That's what Bank of Latvia council member Mārtiņš Kazāks told LTV October 3.
He said that events outside the Latvian economy will remain the chief influencing factors. "If the world economy slows down, we will feel it immediately as we're a small, open economy," he said.
Nevertheless in 2019 the chief influencing factor will be the Moneyval progress report. If Latvia is unable to meet its requirements, there may be problems with using foreign payment systems, which in turn would make it more expensive for Latvia to access other markets.
"If we look at the tasks for next year's government, one of the main ones remains dealing with the finance system, stability risks, as well as money laundering and terrorism financing problems," said Kazāks.
He claimed that while Latvia is taking the right measures in this area, there's very little time and therefore ambitious goals should be set and institutions should cooperate closely to meet them.
Recently a long-awaited report over AML and CTF was published, mapping out the situation in Latvia's finance sector.
With the report, Moneyval put Latvia under further future scrutiny as it says institutions have failed to comply with recommended practices in preventing criminal proceeds from being laundered in the country.

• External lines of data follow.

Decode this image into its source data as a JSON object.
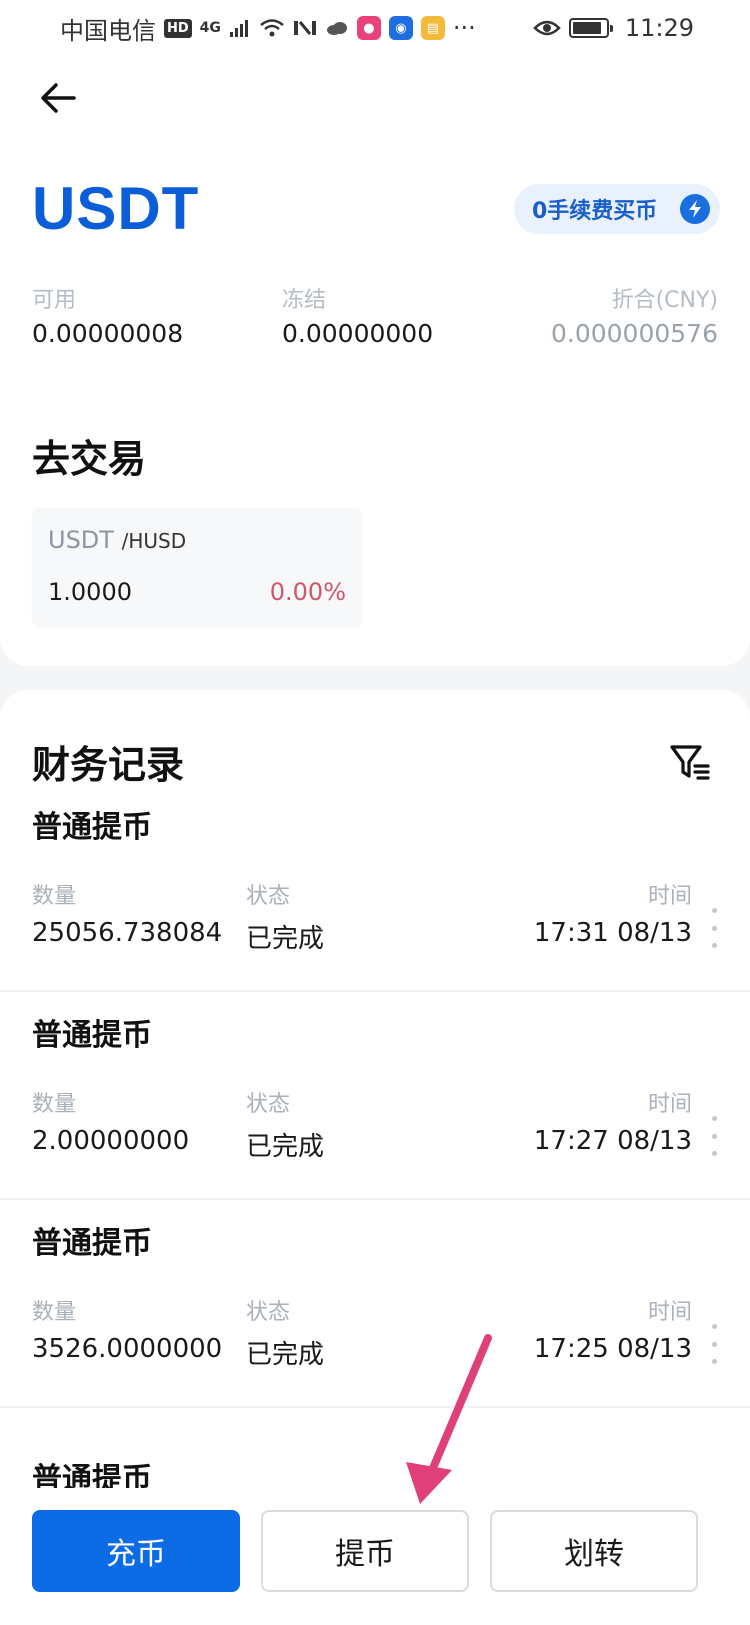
{
  "status_bar": {
    "carrier": "中国电信",
    "hd_badge": "HD",
    "network": "4G",
    "overflow": "···",
    "time": "11:29"
  },
  "asset": {
    "title": "USDT",
    "promo_label": "0手续费买币"
  },
  "balances": {
    "available_label": "可用",
    "available_value": "0.00000008",
    "frozen_label": "冻结",
    "frozen_value": "0.00000000",
    "cny_label": "折合(CNY)",
    "cny_value": "0.000000576"
  },
  "trade": {
    "title": "去交易",
    "pair_base": "USDT",
    "pair_quote": "/HUSD",
    "price": "1.0000",
    "change": "0.00%"
  },
  "records": {
    "title": "财务记录",
    "qty_label": "数量",
    "status_label": "状态",
    "time_label": "时间",
    "items": [
      {
        "type": "普通提币",
        "qty": "25056.738084",
        "status": "已完成",
        "time": "17:31 08/13"
      },
      {
        "type": "普通提币",
        "qty": "2.00000000",
        "status": "已完成",
        "time": "17:27 08/13"
      },
      {
        "type": "普通提币",
        "qty": "3526.0000000",
        "status": "已完成",
        "time": "17:25 08/13"
      }
    ],
    "partial_type": "普通提币"
  },
  "actions": {
    "deposit": "充币",
    "withdraw": "提币",
    "transfer": "划转"
  },
  "colors": {
    "brand_blue": "#0b5ed7",
    "negative_red": "#d0566a",
    "annotation_pink": "#e0407a"
  }
}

Data for the report was collected in on-site visits late last year, well before ABLV Bank folded after being hit by US sanctions over anti-money laundering and before Latvia hastily introduced a number of initiatives designed to curb the flow of illicit proceeds.